| Task directions |
Among these entries, how many lines contain "this"? Say the number and nothing else.

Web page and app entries
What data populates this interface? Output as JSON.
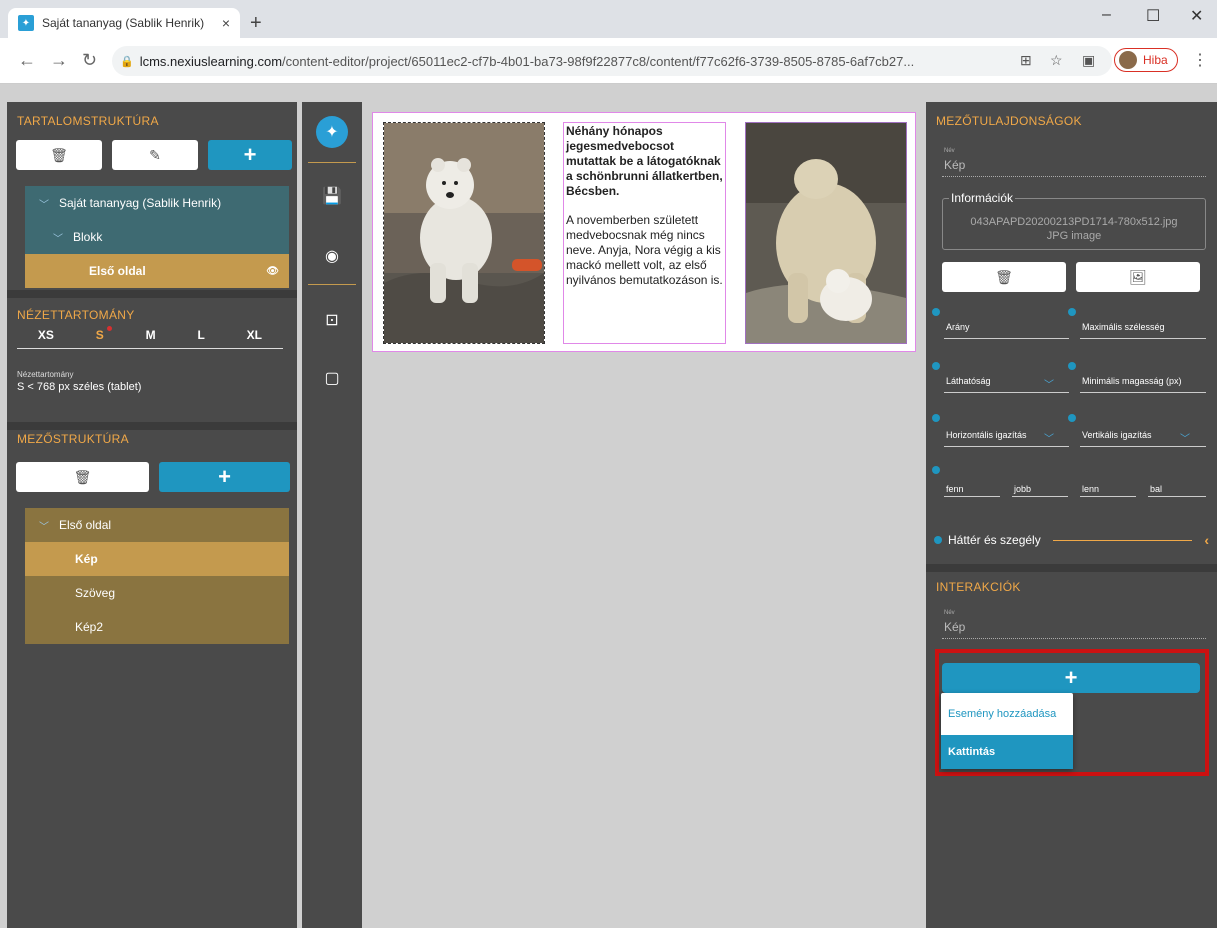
{
  "browser": {
    "tab_title": "Saját tananyag (Sablik Henrik)",
    "tab_close": "×",
    "new_tab": "+",
    "url_host": "lcms.nexiuslearning.com",
    "url_path": "/content-editor/project/65011ec2-cf7b-4b01-ba73-98f9f22877c8/content/f77c62f6-3739-8505-8785-6af7cb27...",
    "profile_label": "Hiba",
    "minimize": "–",
    "maximize": "☐",
    "close": "✕"
  },
  "left": {
    "content_structure_title": "TARTALOMSTRUKTÚRA",
    "tree": [
      {
        "label": "Saját tananyag (Sablik Henrik)"
      },
      {
        "label": "Blokk"
      },
      {
        "label": "Első oldal"
      }
    ],
    "viewport_title": "NÉZETTARTOMÁNY",
    "sizes": [
      "XS",
      "S",
      "M",
      "L",
      "XL"
    ],
    "viewport_label": "Nézettartomány",
    "viewport_value": "S < 768 px széles (tablet)",
    "field_structure_title": "MEZŐSTRUKTÚRA",
    "fields": [
      {
        "label": "Első oldal"
      },
      {
        "label": "Kép"
      },
      {
        "label": "Szöveg"
      },
      {
        "label": "Kép2"
      }
    ]
  },
  "canvas": {
    "heading": "Néhány hónapos jegesmedvebocsot mutattak be a látogatóknak a schönbrunni állatkertben, Bécsben.",
    "body": "A novemberben született medvebocsnak még nincs neve. Anyja, Nora végig a kis mackó mellett volt, az első nyilvános bemutatkozáson is."
  },
  "right": {
    "props_title": "MEZŐTULAJDONSÁGOK",
    "name_label": "Név",
    "name_value": "Kép",
    "info_legend": "Információk",
    "info_file": "043APAPD20200213PD1714-780x512.jpg",
    "info_type": "JPG image",
    "ratio": "Arány",
    "max_width": "Maximális szélesség",
    "visibility": "Láthatóság",
    "min_height": "Minimális magasság (px)",
    "h_align": "Horizontális igazítás",
    "v_align": "Vertikális igazítás",
    "top": "fenn",
    "right_m": "jobb",
    "bottom": "lenn",
    "left_m": "bal",
    "bg_border": "Háttér és szegély",
    "interactions_title": "INTERAKCIÓK",
    "int_name_label": "Név",
    "int_name_value": "Kép",
    "dropdown_add_event": "Esemény hozzáadása",
    "dropdown_click": "Kattintás"
  }
}
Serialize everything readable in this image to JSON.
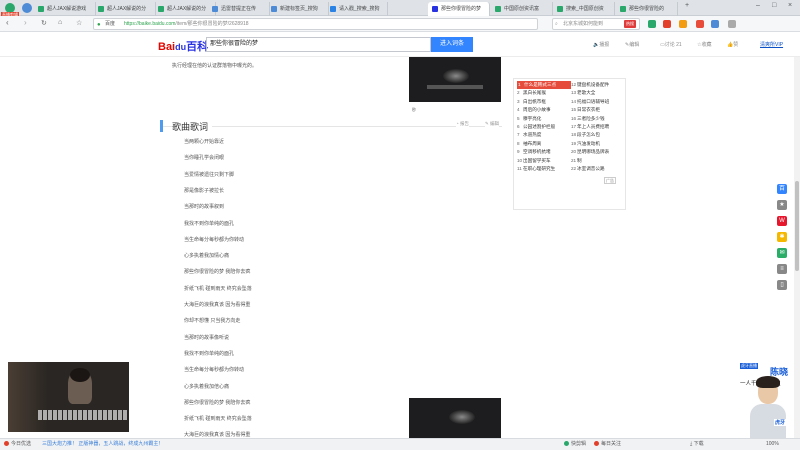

| Answer box |
2